In 1995, BN recorded its best electoral victory riding on the back of an economic boom. But support for the coalition fell in Malay Malaysian-majority seats in Kedah and Terengganu, Gomez noted.
“This was mainly because Umno had failed to deliver economically to the Malay heartland,” he said.
Gomez drew distinctions between former prime minister Tun Dr Mahathir Mohamad’s policies and that of his successor Datuk Seri Abdullah Ahmad Badawi.
These must be understood against the backdrop of a divide between Malay Malaysians themselves — an urban middle-class, professional group, and the rural group.
“Rural Malays have been the backbone of Umno but increasingly saw Umno not as protector, but as a party that failed to deliver its promises to them. This group supported PAS in 1999. When Abdullah came to power in November 2003, he adopted a completely different, populist agenda,” Gomez said.
This included promoting agriculture, which Mahathir paid scant attention to, as a means to eradicate rural poverty. Abdullah also promoted small-and-medium industries, while Mahathir supported conglomerates and corporate Malaysia. Abdullah also promised to reign in corruption which Gomez said “thrived under Dr Mahathir’s selective patronage”.
“By stressing these reforms, Abdullah undermined the Reformasi movement and took on their agenda which explains why he did so well in 2004,” Gomez added. In that election, BN won more than two-thirds of the parliamentary seats and 63.8% of the popular vote.
Gomez says the public rejection of authoritarianism has been clear for the last decade but Umno has not caught on.
Its leaders may have, such as Mahathir who coined the term “Bangsa Malaysia”, in recognising that society was in transition.
But in practice, leaders have been unable to keep racial politics in check.
“The opposition fared well because after Anwar was released, he read the public mood very well.
“Anwar promised multiracial politics and to dispense with affirmative action that had driven non-Malays to the opposition, and that had upset rural Malays who were the target group but were not benefitting,” Gomez said.
An indicator of generational change can also be found in DAP’s electoral track record.
Gomez noted that it is the only opposition party to chart a consistent increase in parliamentary seats, with 10 in 1999, 12 in 2004 and 28 in 2008.
In contrast, PAS and Parti Keadilan Rakyat (PKR) have fluctuating performances. PAS had 27 seats in 1999, seven in 2004, and 23 in 2008. PKR had five, one and 31 seats respectively in those years.
This analysis is consistent with DAP’s “Malaysian Malaysia” message, and indicative of the electorate’s ambivalence towards PAS and the nascent PKR.
What this means to Gomez is that there is a new generation demanding “an inclusive, participatory form of politics”, a politics which draws attention to Bangsa Malaysia as a national identity.
“It is a call for identity change related to dispensing with race-based politics.
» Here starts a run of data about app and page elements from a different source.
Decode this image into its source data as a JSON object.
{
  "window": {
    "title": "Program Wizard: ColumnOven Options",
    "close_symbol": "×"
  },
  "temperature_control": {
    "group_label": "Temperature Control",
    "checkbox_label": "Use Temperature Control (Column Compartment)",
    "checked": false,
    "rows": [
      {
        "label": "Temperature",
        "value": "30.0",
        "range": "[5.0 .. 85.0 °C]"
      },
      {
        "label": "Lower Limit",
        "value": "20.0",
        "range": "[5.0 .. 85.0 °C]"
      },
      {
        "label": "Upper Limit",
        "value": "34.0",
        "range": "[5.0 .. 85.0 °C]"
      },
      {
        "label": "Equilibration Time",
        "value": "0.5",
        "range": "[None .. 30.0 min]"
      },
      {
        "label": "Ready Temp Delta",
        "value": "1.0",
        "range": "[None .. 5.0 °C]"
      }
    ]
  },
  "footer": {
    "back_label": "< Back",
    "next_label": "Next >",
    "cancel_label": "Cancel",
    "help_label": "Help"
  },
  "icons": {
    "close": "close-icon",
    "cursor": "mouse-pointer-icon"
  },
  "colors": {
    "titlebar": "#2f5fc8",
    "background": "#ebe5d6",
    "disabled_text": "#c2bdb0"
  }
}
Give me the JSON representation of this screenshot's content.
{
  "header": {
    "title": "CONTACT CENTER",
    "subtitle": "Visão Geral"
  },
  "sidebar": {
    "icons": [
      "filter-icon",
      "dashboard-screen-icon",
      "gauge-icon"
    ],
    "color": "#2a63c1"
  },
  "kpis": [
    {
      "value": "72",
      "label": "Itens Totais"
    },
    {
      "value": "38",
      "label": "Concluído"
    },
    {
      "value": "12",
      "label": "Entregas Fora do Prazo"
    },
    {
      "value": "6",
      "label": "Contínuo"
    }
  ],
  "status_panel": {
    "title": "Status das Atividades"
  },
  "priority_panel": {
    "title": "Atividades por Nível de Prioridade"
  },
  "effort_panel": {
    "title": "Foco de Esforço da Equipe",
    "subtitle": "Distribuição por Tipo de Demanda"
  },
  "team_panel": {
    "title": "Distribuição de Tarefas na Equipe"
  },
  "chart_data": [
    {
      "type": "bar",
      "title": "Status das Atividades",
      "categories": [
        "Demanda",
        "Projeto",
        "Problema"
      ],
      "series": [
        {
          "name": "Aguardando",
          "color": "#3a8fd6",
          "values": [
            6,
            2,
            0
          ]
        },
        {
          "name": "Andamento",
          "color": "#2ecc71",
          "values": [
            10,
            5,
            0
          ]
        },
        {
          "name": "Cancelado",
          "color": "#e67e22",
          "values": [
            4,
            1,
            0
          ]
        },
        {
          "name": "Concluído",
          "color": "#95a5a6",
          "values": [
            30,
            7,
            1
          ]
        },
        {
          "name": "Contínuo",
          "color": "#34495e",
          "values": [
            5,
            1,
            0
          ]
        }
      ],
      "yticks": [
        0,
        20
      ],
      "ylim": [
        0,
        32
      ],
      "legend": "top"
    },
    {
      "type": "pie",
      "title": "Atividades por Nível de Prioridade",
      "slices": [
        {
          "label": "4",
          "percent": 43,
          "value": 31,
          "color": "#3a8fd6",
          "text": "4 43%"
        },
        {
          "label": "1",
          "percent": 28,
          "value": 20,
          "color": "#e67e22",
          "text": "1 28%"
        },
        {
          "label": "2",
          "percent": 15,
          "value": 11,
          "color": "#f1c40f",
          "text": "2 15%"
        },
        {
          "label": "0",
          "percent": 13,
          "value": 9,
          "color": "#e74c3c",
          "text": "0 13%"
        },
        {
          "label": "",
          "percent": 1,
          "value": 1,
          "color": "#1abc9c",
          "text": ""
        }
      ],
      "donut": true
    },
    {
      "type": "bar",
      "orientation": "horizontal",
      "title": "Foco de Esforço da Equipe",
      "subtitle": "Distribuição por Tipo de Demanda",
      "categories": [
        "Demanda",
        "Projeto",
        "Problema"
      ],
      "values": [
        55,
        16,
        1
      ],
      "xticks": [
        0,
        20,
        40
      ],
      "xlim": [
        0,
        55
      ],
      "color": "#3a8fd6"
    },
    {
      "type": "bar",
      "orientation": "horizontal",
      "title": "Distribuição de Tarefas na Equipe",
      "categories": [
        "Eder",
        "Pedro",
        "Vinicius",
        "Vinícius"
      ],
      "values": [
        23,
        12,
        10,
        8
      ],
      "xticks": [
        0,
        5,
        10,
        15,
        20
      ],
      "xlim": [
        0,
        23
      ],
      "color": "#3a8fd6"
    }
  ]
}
This suggests that our political parties must strike a fine balance between the Malay heartland, which still insists on affirmative action, and the urban electorate,” he said.
The end is not nigh
That balance is nowhere in sight, with PR’s new politics of inclusiveness still untested, and with Umno still locked in its spatial divide between urban and rural Malays.
The transition to full democracy is proceeding slowly, Ufen says, because BN though weakened, is still “too cohesive and has too much vested interests” for mass dissent from within to take place.
The opposition too, is still fragile, with sporadic tensions between PAS and DAP. And neither is PR’s dependence on Anwar as their sole unifier a healthy trend should PR become Malaysia’s vehicle to democracy.
Ufen believes a “protracted transition” is in store for Malaysia, which he says is located “somewhere in the grey zone between democracy and ‘full’ authoritarianism”.
Protracted indeed with two, if not three, impending by-elections, a change of national leadership, and constant rumours of political defections.
And it is only the beginning of 2009, with another four years before the next general election has to be called.
Umno is too deeply embedded in money politics and patronage to respond quickly to change.